With regard to wages, Jack says that you can be more efficient if you’ve got a turnover of $8 million. “You can have a more efficient operating staff – you can have one person at the checkout full-time rather than a person dusting and placing orders and putting stock away,” he explains. “There’s a lot of time wasted between the functions, so if you’ve got a person doing the stock full-time it’s much more efficient than if one person is multitasking because that wastes a lot of time on changeovers, and so on.” Operating this way means the business can offer the highest level of service without wages blowing out because the team operates so efficiently.
Jack focuses on ensuring his staff of over 20,000 employees are well trained and very motivated. Everyone in his management team has come through the ranks, starting off as students, trainees or pharmacists. “They become partners after being with us for 10 years,” Jack explains. “The culture is maintained because those people who come through learn it as they come through and then teach their students the same thing when they are in senior positions.
Strategic advantage is key to Chemist Warehouse’ growth
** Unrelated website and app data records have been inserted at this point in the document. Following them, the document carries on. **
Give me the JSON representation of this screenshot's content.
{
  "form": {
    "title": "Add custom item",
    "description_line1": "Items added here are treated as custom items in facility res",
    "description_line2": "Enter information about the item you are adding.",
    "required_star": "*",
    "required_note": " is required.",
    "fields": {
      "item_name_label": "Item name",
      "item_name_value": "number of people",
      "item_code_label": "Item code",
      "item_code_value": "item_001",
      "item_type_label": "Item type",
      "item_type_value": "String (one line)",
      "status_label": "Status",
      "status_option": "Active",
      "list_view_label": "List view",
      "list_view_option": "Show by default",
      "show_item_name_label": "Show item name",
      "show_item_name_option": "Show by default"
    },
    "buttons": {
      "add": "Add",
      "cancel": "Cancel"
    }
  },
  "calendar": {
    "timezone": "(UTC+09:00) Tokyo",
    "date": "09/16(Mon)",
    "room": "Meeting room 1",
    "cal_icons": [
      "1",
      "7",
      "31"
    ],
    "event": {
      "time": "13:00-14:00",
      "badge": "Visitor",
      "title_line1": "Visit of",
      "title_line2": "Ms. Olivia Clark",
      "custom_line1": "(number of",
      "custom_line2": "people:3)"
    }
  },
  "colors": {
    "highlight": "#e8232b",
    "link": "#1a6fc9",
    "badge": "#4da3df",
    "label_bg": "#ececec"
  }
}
I think that the reason why we’re successful is because we give the consumer what they want,” Jack adds. “We give back to the consumer, and at the end of the day, it’s a win-win for everybody. I believe in win-wins – I believe if you’ve got an arrangement where one party is high-fiving and they’re really doing well, and the other party is crying because they’ve been screwed to the ground, it’s not going to work long term.”
Jack says that the bottom line is providing a win-win for everybody. “We win because we end up making a profit, you win because you’re the consumer getting a better price, and the supplier wins because we sell a lot more product and the overall sales of the category they operate in,” he avers.
Ultimately, Jack says, strategic advantage is the key to success. You may have a great idea, but if someone else has the same idea as you, what’s your advantage? “If you’ve got no advantage, find something you have an advantage in,” he concludes.
This story first appeared in issue 41 of the Inside Small Business quarterly magazine.